## TASK REQUIREMENTS
Scan the records for "short" and copy each line that contains it.

[[ SUPPLIED MATERIAL open ]]

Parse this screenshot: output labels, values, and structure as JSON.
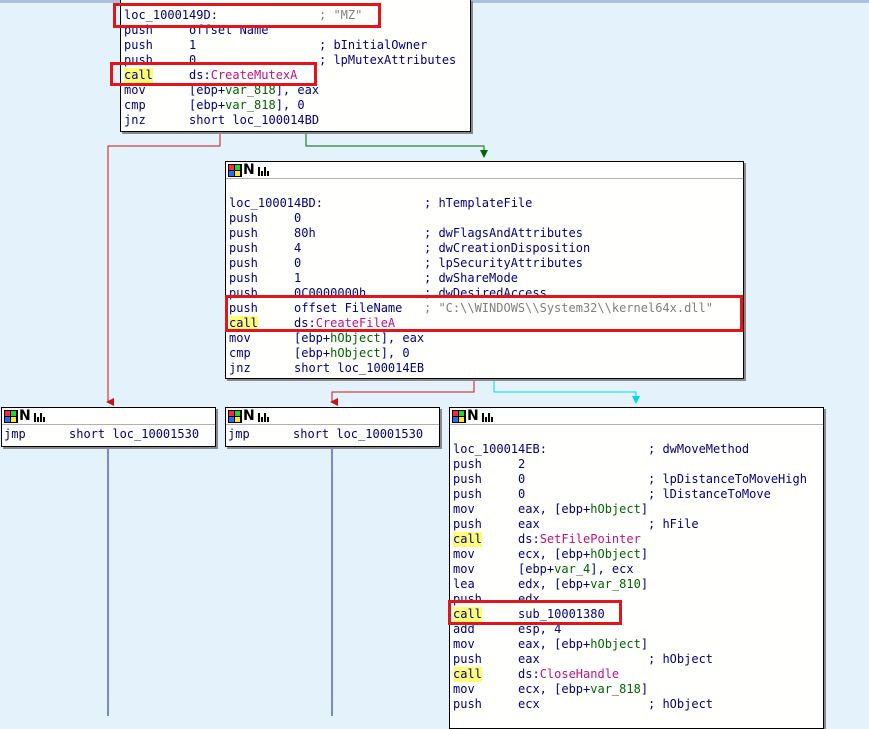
{
  "colors": {
    "background": "#e4f3fb",
    "edge_red": "#c81414",
    "edge_green": "#006400",
    "edge_cyan": "#00d2ff",
    "edge_blue": "#1414c8",
    "highlight_call": "#ffff73",
    "api_name": "#c0127e",
    "annotation_box": "#e4141b"
  },
  "header": {
    "icon": "graph-node-icon",
    "letter": "N"
  },
  "node_top": {
    "lines": [
      {
        "mn": "loc_1000149D:",
        "op": "",
        "cm": "; \"MZ\""
      },
      {
        "mn": "push",
        "op": "offset Name",
        "cm": ""
      },
      {
        "mn": "push",
        "op": "1",
        "cm": "; bInitialOwner"
      },
      {
        "mn": "push",
        "op": "0",
        "cm": "; lpMutexAttributes"
      },
      {
        "mn": "call",
        "op_pre": "ds:",
        "op_api": "CreateMutexA",
        "cm": ""
      },
      {
        "mn": "mov",
        "op_pre": "[ebp+",
        "op_var": "var_818",
        "op_post": "], eax",
        "cm": ""
      },
      {
        "mn": "cmp",
        "op_pre": "[ebp+",
        "op_var": "var_818",
        "op_post": "], 0",
        "cm": ""
      },
      {
        "mn": "jnz",
        "op": "short loc_100014BD",
        "cm": ""
      }
    ]
  },
  "node_mid": {
    "lines": [
      {
        "mn": "loc_100014BD:",
        "op": "",
        "cm": "; hTemplateFile"
      },
      {
        "mn": "push",
        "op": "0",
        "cm": ""
      },
      {
        "mn": "push",
        "op": "80h",
        "cm": "; dwFlagsAndAttributes"
      },
      {
        "mn": "push",
        "op": "4",
        "cm": "; dwCreationDisposition"
      },
      {
        "mn": "push",
        "op": "0",
        "cm": "; lpSecurityAttributes"
      },
      {
        "mn": "push",
        "op": "1",
        "cm": "; dwShareMode"
      },
      {
        "mn": "push",
        "op": "0C0000000h",
        "cm": "; dwDesiredAccess"
      },
      {
        "mn": "push",
        "op": "offset FileName",
        "cm": "; \"C:\\\\WINDOWS\\\\System32\\\\kernel64x.dll\""
      },
      {
        "mn": "call",
        "op_pre": "ds:",
        "op_api": "CreateFileA",
        "cm": ""
      },
      {
        "mn": "mov",
        "op_pre": "[ebp+",
        "op_var": "hObject",
        "op_post": "], eax",
        "cm": ""
      },
      {
        "mn": "cmp",
        "op_pre": "[ebp+",
        "op_var": "hObject",
        "op_post": "], 0",
        "cm": ""
      },
      {
        "mn": "jnz",
        "op": "short loc_100014EB",
        "cm": ""
      }
    ]
  },
  "node_left1": {
    "lines": [
      {
        "mn": "jmp",
        "op": "short loc_10001530"
      }
    ]
  },
  "node_left2": {
    "lines": [
      {
        "mn": "jmp",
        "op": "short loc_10001530"
      }
    ]
  },
  "node_right": {
    "lines": [
      {
        "mn": "loc_100014EB:",
        "op": "",
        "cm": "; dwMoveMethod"
      },
      {
        "mn": "push",
        "op": "2",
        "cm": ""
      },
      {
        "mn": "push",
        "op": "0",
        "cm": "; lpDistanceToMoveHigh"
      },
      {
        "mn": "push",
        "op": "0",
        "cm": "; lDistanceToMove"
      },
      {
        "mn": "mov",
        "op_pre": "eax, [ebp+",
        "op_var": "hObject",
        "op_post": "]",
        "cm": ""
      },
      {
        "mn": "push",
        "op": "eax",
        "cm": "; hFile"
      },
      {
        "mn": "call",
        "op_pre": "ds:",
        "op_api": "SetFilePointer",
        "cm": ""
      },
      {
        "mn": "mov",
        "op_pre": "ecx, [ebp+",
        "op_var": "hObject",
        "op_post": "]",
        "cm": ""
      },
      {
        "mn": "mov",
        "op_pre": "[ebp+",
        "op_var": "var_4",
        "op_post": "], ecx",
        "cm": ""
      },
      {
        "mn": "lea",
        "op_pre": "edx, [ebp+",
        "op_var": "var_810",
        "op_post": "]",
        "cm": ""
      },
      {
        "mn": "push",
        "op": "edx",
        "cm": ""
      },
      {
        "mn": "call",
        "op": "sub_10001380",
        "cm": ""
      },
      {
        "mn": "add",
        "op": "esp, 4",
        "cm": ""
      },
      {
        "mn": "mov",
        "op_pre": "eax, [ebp+",
        "op_var": "hObject",
        "op_post": "]",
        "cm": ""
      },
      {
        "mn": "push",
        "op": "eax",
        "cm": "; hObject"
      },
      {
        "mn": "call",
        "op_pre": "ds:",
        "op_api": "CloseHandle",
        "cm": ""
      },
      {
        "mn": "mov",
        "op_pre": "ecx, [ebp+",
        "op_var": "var_818",
        "op_post": "]",
        "cm": ""
      },
      {
        "mn": "push",
        "op": "ecx",
        "cm": "; hObject"
      }
    ]
  }
}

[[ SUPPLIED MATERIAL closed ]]

## ANSWER TO THE PROBLEM
        "op": "short loc_100014BD",
        "op": "short loc_100014EB",
        "op": "short loc_10001530"
        "op": "short loc_10001530"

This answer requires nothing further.